Too many here are focused on creating the future or disrupting the current order, and not at all on preserving what is best. This is too bad. Think of all the great stuff we’ve been able to re-capture almost without trying. For example, thanks to iPhone, Yelp and Foursquare, I never again have to eat at fast food joints or franchise restaurants. Now, no matter where I am, I can find a great, local, mom-and-pop eatery. Similarly, classical music in the US, effectively dead on radio, is now readily available, for free, on Pandora and iTunes. I suspect the region is missing a giant opportunity is overlooking things to preserve.

We spend more on apps than on software.

I know of no one here who spends more on television than on connectivity. Internet, WiFi, smartphone and tablet connectivity wildly crush cable television, DVD rentals and the like. And yet, the new cool is to tell the world you’re going to stop reading email, stop tweeting, maybe go off-grid for a week or two. In my experience, no one who tells you this is ever telling you the truth. To be disconnected in Silicon Valley, even for a moment, is to be without air.

In physical space, absolutely no one ever mocks anyone for their choice in smartphone or computer.

Perhaps because there are so many smart, competitive, reasonably well-off people here, but attractiveness and fitness command a premium.

The rest of the world will know soon enough: the best source for breaking news is Twitter. The best links to the best analysis of current events is via Twitter.
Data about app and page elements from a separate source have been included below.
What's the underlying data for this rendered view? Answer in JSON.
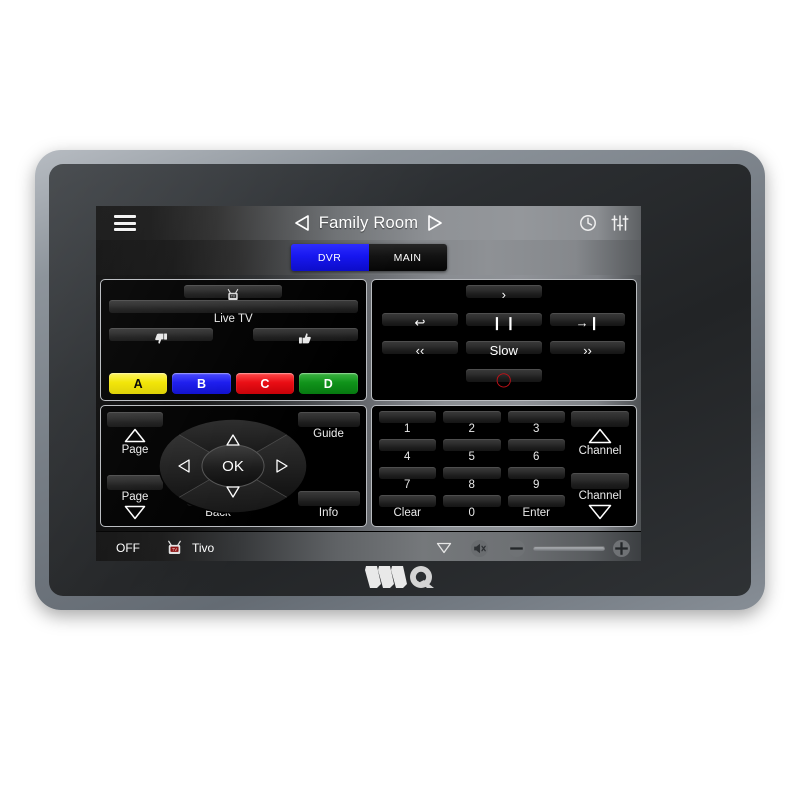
{
  "header": {
    "menu_icon": "hamburger-menu-icon",
    "prev_icon": "previous-room-arrow",
    "title": "Family Room",
    "next_icon": "next-room-arrow",
    "clock_icon": "clock-icon",
    "settings_icon": "sliders-icon"
  },
  "tabs": [
    {
      "label": "DVR",
      "active": true
    },
    {
      "label": "MAIN",
      "active": false
    }
  ],
  "live_panel": {
    "tivo_button": {
      "icon": "tivo-logo-icon",
      "label": ""
    },
    "livetv_button": {
      "label": "Live TV"
    },
    "thumbs_down": {
      "icon": "thumbs-down-icon"
    },
    "thumbs_up": {
      "icon": "thumbs-up-icon"
    },
    "color_buttons": [
      {
        "label": "A",
        "color": "#f2e500",
        "text_color": "#000000"
      },
      {
        "label": "B",
        "color": "#1414ee",
        "text_color": "#ffffff"
      },
      {
        "label": "C",
        "color": "#ea0b12",
        "text_color": "#ffffff"
      },
      {
        "label": "D",
        "color": "#0f8c16",
        "text_color": "#ffffff"
      }
    ]
  },
  "transport_panel": {
    "play": {
      "label": "›",
      "name": "play-button"
    },
    "replay": {
      "label": "↩",
      "name": "replay-button"
    },
    "pause": {
      "label": "❙ ❙",
      "name": "pause-button"
    },
    "skip": {
      "label": "→❙",
      "name": "skip-forward-button"
    },
    "rewind": {
      "label": "‹‹",
      "name": "rewind-button"
    },
    "slow": {
      "label": "Slow",
      "name": "slow-button"
    },
    "forward": {
      "label": "››",
      "name": "fast-forward-button"
    },
    "record": {
      "label": "◯",
      "name": "record-button",
      "color": "#c31018"
    }
  },
  "dpad_panel": {
    "page_up": {
      "label": "Page",
      "icon": "triangle-up-icon"
    },
    "page_down": {
      "label": "Page",
      "icon": "triangle-down-icon"
    },
    "guide": {
      "label": "Guide"
    },
    "back": {
      "label": "Back"
    },
    "info": {
      "label": "Info"
    },
    "ok": {
      "label": "OK"
    },
    "up": {
      "icon": "arrow-up-icon"
    },
    "down": {
      "icon": "arrow-down-icon"
    },
    "left": {
      "icon": "arrow-left-icon"
    },
    "right": {
      "icon": "arrow-right-icon"
    }
  },
  "keypad_panel": {
    "keys": [
      "1",
      "2",
      "3",
      "4",
      "5",
      "6",
      "7",
      "8",
      "9",
      "Clear",
      "0",
      "Enter"
    ],
    "channel_up": {
      "label": "Channel",
      "icon": "triangle-up-icon"
    },
    "channel_down": {
      "label": "Channel",
      "icon": "triangle-down-icon"
    }
  },
  "bottom_bar": {
    "off_label": "OFF",
    "device_icon": "tivo-logo-icon",
    "device_name": "Tivo",
    "dropdown_icon": "triangle-down-icon",
    "mute_icon": "mute-speaker-icon",
    "volume_down_icon": "volume-minus-icon",
    "volume_up_icon": "volume-plus-icon"
  },
  "device": {
    "brand_logo": "wq-brand-logo"
  }
}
In Silicon Valley, the cloud is your real hard drive and your physical hard drive is just a backup, likely to crash.

The last thing we see at night and the first thing we see in the morning is our smartphone.

We get our music recommendations come from iTunes and YouTube.

Design is hard. Really hard. BMW has been making cars for about 100 years. The new 750i is ugly. If BMW still can’t get car design exactly right, 100 years on, it’s probably no wonder that so much hardware, so much software, so many apps, nearly every UI design is so poor. Still, bad design is an obvious failing, with Silicon Valley a leader.

In my time here, I’ve witnessed radically more communications failures and personal angst based on people with obviously different Myers-Briggs assessments than on whether the person was black or white, male or female, for example.

There are so many people out here, so many cars, so little space. Yet barring a literal seismic catastrophe, I believe this area is on a growth trajectory that will continue for at least another generation or two.